* **REQUIREMENT**
Would you count the lines of the listing that carry the word "placeholder"? Give only the resulting number.

* **EXERCISE INPUT**
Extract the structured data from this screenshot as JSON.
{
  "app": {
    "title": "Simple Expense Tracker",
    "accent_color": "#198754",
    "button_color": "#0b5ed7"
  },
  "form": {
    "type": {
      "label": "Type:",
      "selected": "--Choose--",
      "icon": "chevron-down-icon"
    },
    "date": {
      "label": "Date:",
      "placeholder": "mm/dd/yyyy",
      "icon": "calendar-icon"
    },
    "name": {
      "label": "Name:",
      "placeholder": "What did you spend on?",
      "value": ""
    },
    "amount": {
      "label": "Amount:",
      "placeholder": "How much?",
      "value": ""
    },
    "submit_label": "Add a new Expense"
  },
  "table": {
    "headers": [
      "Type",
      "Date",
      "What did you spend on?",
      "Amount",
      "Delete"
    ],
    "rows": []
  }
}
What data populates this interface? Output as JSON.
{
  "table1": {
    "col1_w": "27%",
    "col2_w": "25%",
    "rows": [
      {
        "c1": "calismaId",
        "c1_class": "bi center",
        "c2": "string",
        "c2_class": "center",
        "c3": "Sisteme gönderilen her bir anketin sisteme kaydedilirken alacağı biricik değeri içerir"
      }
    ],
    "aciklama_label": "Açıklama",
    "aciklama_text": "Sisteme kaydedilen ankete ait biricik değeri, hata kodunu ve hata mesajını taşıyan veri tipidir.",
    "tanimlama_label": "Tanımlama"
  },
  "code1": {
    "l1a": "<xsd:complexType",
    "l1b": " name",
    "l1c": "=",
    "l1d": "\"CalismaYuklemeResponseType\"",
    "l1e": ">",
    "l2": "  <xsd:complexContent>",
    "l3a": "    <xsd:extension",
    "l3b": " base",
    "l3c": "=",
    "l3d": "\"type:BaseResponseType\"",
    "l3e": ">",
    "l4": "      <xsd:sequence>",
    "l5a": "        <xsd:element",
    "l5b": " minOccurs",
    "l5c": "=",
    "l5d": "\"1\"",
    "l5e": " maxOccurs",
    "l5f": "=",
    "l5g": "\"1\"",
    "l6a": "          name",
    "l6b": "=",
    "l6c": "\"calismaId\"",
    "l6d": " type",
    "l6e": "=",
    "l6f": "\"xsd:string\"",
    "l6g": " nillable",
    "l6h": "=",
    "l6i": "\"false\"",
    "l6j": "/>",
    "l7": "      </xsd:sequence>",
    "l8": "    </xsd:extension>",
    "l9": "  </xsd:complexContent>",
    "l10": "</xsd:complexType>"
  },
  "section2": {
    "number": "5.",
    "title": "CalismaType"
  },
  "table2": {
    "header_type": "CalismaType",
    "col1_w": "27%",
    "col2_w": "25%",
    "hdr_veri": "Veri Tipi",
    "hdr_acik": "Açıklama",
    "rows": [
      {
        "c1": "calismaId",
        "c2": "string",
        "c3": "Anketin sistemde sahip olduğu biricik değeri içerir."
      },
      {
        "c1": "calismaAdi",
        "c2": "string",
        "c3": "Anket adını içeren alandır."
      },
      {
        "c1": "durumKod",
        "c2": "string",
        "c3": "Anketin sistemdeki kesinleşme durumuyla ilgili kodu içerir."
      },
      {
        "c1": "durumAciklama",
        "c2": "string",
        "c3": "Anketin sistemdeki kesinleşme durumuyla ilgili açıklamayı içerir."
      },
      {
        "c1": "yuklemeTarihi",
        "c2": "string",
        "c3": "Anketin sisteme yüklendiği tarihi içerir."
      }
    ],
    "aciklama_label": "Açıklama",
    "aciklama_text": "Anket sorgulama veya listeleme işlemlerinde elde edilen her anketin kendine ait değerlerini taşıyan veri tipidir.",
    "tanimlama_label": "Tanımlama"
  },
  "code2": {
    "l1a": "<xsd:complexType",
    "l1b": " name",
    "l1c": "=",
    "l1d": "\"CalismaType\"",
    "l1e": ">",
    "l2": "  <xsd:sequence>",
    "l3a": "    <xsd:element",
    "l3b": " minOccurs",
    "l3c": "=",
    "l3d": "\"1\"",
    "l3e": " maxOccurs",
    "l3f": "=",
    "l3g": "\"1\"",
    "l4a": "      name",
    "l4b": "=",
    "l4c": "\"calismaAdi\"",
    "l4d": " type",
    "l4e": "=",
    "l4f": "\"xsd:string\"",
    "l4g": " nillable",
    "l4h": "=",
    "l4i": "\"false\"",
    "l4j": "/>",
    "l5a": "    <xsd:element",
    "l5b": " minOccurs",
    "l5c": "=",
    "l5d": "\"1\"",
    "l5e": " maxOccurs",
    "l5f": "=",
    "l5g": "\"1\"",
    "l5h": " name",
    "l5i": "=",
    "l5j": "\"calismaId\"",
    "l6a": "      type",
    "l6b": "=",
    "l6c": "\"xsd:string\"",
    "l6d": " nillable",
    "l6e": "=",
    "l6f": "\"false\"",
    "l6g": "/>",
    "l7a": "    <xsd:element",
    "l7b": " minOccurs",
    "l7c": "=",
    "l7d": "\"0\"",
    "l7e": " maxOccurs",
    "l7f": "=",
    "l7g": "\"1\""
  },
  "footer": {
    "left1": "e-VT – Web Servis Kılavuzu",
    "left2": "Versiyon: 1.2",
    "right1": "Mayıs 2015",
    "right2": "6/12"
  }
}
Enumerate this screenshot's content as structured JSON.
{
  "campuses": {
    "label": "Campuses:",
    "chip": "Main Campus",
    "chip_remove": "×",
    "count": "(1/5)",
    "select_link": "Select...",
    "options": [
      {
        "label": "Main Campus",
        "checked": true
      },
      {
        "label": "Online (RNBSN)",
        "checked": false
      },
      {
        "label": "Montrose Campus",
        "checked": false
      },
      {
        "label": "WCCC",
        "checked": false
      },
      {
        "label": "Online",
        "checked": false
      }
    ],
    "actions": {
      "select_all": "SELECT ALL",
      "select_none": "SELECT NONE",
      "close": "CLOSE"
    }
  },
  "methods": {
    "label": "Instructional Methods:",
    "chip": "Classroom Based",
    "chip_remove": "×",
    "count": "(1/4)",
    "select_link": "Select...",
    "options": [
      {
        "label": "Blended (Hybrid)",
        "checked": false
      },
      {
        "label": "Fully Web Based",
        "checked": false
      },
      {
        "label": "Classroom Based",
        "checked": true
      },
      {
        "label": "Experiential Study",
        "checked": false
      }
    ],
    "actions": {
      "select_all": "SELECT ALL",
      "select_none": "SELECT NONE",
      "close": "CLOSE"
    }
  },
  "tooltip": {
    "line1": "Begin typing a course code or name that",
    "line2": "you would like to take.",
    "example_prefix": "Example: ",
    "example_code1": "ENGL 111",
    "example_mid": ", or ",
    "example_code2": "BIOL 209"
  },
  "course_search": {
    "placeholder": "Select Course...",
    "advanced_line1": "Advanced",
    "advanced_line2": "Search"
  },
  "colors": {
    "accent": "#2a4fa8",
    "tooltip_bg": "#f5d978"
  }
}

* **COMPLETED EXERCISE**
4